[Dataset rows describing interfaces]
======

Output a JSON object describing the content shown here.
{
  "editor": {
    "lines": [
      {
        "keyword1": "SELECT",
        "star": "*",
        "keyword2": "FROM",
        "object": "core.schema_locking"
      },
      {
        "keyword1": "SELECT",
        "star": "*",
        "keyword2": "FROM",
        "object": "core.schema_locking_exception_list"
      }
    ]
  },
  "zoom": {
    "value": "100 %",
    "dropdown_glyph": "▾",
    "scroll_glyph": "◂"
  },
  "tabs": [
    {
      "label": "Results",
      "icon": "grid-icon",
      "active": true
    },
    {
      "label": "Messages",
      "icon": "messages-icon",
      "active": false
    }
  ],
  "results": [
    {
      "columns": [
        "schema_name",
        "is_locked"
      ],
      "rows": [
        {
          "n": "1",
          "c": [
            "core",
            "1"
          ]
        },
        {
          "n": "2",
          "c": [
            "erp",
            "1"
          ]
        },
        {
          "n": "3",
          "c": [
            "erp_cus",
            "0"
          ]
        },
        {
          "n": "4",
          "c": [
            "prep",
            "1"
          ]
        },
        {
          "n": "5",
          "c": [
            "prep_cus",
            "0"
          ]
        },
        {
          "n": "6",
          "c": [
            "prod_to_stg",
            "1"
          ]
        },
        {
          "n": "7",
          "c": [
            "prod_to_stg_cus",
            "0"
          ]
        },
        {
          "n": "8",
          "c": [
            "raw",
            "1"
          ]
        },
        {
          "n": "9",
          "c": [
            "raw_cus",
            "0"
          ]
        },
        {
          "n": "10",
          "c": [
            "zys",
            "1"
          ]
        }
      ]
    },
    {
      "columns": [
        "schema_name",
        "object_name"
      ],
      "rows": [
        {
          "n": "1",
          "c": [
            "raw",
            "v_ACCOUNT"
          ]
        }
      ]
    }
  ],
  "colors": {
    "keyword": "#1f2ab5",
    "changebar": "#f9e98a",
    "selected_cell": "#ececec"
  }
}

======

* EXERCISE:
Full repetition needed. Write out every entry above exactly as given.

* SOLUTION BELOW:
Output a JSON object describing the content shown here.
{
  "editor": {
    "lines": [
      {
        "keyword1": "SELECT",
        "star": "*",
        "keyword2": "FROM",
        "object": "core.schema_locking"
      },
      {
        "keyword1": "SELECT",
        "star": "*",
        "keyword2": "FROM",
        "object": "core.schema_locking_exception_list"
      }
    ]
  },
  "zoom": {
    "value": "100 %",
    "dropdown_glyph": "▾",
    "scroll_glyph": "◂"
  },
  "tabs": [
    {
      "label": "Results",
      "icon": "grid-icon",
      "active": true
    },
    {
      "label": "Messages",
      "icon": "messages-icon",
      "active": false
    }
  ],
  "results": [
    {
      "columns": [
        "schema_name",
        "is_locked"
      ],
      "rows": [
        {
          "n": "1",
          "c": [
            "core",
            "1"
          ]
        },
        {
          "n": "2",
          "c": [
            "erp",
            "1"
          ]
        },
        {
          "n": "3",
          "c": [
            "erp_cus",
            "0"
          ]
        },
        {
          "n": "4",
          "c": [
            "prep",
            "1"
          ]
        },
        {
          "n": "5",
          "c": [
            "prep_cus",
            "0"
          ]
        },
        {
          "n": "6",
          "c": [
            "prod_to_stg",
            "1"
          ]
        },
        {
          "n": "7",
          "c": [
            "prod_to_stg_cus",
            "0"
          ]
        },
        {
          "n": "8",
          "c": [
            "raw",
            "1"
          ]
        },
        {
          "n": "9",
          "c": [
            "raw_cus",
            "0"
          ]
        },
        {
          "n": "10",
          "c": [
            "zys",
            "1"
          ]
        }
      ]
    },
    {
      "columns": [
        "schema_name",
        "object_name"
      ],
      "rows": [
        {
          "n": "1",
          "c": [
            "raw",
            "v_ACCOUNT"
          ]
        }
      ]
    }
  ],
  "colors": {
    "keyword": "#1f2ab5",
    "changebar": "#f9e98a",
    "selected_cell": "#ececec"
  }
}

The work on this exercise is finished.